FORT MYERS, FL--Right now it does not look like lawmakers are going to be able to strike a deal to keep student loan interest rates from doubling before monday's deadline.
John Collins and his wife are both college students and the only way to pay for school is student loans.
"It kind of took away that feeling of being inferior and not having the opportunity to go to college," said Collins.
But if the Senate can't make a deal before July 4th, Collins and his wife may have to drop out of class.
The government's Stafford Subsidized Loan interest rates could jump from 3.4% to 6.8%.
"To double that, I think it would put us in a stage where we are paying for the rest of our lives," said Collins.
About 7.5 million students rely on student loans.
Democrats want to delay the rate increase for a year and if that doesn't happen, Collins says supporting his three kids on top of school would be impossible.
"I think once we graduate and have to pay off the loans, it may even possibly take what we had to get out of poverty and push us back in to poverty," said Collins.
The rate hike would only affect new student loans and existing loans would not change.

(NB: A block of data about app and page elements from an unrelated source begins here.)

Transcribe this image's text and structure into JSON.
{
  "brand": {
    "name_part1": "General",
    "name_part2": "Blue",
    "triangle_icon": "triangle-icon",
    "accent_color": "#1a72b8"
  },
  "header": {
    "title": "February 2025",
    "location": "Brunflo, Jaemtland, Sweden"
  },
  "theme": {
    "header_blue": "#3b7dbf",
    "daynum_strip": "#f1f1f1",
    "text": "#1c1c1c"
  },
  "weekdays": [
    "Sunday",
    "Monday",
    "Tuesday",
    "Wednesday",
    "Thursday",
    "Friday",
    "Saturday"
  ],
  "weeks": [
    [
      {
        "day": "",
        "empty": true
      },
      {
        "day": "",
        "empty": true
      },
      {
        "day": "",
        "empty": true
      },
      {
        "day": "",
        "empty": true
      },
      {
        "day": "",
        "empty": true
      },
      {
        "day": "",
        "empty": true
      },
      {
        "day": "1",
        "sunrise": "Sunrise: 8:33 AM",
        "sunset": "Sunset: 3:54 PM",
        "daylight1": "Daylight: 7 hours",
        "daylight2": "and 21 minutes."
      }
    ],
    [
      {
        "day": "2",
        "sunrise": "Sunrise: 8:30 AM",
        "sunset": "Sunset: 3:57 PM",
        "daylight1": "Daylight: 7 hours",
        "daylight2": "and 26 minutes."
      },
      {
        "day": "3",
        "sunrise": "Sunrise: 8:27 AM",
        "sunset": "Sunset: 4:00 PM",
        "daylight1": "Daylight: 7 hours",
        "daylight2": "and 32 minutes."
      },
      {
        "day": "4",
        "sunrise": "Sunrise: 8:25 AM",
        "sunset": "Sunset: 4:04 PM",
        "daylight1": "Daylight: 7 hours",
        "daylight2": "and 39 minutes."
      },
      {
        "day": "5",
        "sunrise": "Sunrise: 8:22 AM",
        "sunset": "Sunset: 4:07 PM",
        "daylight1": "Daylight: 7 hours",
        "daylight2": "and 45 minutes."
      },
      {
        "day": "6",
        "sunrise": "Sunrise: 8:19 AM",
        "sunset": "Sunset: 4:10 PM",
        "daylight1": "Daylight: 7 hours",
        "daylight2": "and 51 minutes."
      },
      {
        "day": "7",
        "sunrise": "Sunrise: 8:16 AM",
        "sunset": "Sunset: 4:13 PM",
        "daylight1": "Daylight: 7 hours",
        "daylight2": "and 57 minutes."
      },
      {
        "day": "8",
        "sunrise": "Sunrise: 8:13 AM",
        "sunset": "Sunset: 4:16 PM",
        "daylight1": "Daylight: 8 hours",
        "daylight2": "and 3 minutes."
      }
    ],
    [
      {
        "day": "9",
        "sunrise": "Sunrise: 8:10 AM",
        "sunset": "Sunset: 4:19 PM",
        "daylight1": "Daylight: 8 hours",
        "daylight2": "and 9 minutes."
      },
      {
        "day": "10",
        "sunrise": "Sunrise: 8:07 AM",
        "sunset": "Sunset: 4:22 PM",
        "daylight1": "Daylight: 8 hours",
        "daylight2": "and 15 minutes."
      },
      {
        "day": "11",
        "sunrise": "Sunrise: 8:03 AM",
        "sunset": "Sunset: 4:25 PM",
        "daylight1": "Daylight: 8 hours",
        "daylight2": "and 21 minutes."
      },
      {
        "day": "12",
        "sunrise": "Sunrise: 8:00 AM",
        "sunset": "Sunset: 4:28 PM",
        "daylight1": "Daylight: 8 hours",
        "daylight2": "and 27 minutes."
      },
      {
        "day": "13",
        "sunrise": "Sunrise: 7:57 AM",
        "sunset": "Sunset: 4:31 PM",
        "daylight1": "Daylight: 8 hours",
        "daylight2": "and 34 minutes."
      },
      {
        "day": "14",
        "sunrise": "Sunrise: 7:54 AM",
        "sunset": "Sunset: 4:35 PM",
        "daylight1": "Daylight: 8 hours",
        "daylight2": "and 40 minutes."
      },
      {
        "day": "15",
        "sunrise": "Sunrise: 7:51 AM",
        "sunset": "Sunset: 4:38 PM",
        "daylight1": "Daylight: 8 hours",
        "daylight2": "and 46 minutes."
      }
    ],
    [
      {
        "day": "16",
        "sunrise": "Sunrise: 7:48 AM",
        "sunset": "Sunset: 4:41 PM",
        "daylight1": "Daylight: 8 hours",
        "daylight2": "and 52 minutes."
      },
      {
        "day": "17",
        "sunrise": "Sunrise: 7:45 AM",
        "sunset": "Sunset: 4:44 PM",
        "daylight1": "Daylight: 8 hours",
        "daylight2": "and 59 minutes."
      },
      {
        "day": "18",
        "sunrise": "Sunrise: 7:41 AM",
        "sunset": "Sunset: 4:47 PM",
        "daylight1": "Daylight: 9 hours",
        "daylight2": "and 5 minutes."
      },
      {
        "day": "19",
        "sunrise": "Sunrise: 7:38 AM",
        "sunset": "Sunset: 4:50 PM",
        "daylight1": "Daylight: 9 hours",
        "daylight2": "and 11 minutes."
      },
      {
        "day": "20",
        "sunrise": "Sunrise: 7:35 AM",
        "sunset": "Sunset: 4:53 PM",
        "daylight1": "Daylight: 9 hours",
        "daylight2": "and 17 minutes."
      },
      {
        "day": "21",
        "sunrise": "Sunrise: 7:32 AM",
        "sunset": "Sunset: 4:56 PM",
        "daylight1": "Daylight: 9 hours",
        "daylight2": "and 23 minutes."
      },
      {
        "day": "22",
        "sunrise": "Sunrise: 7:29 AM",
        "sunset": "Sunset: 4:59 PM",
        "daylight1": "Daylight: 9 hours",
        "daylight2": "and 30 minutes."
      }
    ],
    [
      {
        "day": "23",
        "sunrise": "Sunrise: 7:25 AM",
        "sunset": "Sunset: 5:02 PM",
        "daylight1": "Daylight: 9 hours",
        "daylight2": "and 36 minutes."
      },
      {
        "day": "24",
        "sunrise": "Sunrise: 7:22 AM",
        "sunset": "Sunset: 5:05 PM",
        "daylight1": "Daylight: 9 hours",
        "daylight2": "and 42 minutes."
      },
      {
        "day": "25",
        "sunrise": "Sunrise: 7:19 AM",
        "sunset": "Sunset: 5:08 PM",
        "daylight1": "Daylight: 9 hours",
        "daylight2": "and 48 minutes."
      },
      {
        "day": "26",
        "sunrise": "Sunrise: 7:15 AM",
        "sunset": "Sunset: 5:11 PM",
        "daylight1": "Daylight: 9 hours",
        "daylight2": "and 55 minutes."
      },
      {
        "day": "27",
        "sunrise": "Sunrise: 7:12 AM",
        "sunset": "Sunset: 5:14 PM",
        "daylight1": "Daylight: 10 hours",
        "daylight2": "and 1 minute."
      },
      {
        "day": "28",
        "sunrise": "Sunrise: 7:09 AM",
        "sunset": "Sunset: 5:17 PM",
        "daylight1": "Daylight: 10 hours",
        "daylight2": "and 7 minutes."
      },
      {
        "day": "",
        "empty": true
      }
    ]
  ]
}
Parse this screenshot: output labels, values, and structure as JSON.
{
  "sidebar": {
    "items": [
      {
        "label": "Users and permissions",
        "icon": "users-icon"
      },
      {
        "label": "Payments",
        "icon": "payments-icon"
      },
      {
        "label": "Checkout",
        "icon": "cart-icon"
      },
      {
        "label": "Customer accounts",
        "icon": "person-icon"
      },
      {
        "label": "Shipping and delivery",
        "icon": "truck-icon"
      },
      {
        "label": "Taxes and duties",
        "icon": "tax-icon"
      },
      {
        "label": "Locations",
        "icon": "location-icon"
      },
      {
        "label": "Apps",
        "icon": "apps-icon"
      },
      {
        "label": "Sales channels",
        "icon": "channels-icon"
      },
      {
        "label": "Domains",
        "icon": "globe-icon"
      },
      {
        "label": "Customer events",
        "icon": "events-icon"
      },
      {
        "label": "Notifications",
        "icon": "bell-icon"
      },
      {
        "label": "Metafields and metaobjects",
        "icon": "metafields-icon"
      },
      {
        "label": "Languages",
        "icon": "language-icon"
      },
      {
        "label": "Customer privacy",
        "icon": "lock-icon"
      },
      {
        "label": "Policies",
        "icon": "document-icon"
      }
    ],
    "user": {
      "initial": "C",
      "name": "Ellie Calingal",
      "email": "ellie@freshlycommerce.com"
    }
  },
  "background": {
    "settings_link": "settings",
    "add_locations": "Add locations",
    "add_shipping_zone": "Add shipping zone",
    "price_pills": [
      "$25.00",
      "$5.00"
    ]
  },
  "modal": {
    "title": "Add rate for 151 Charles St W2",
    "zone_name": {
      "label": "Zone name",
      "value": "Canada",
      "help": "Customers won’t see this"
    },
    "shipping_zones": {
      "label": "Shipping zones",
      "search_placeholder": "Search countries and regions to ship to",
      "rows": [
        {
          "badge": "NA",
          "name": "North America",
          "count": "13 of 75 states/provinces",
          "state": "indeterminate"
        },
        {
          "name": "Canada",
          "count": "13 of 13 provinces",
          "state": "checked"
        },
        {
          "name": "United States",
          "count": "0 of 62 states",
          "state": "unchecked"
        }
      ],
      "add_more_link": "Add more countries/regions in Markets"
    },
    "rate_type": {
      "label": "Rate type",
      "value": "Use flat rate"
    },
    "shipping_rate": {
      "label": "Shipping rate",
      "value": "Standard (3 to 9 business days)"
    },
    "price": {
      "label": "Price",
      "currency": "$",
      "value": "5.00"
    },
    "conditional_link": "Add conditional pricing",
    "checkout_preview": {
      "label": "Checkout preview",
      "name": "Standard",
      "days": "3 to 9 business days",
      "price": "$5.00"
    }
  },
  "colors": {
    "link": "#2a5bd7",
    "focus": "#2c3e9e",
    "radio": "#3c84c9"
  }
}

Congress has one more day before they leave for the 4th of July holiday.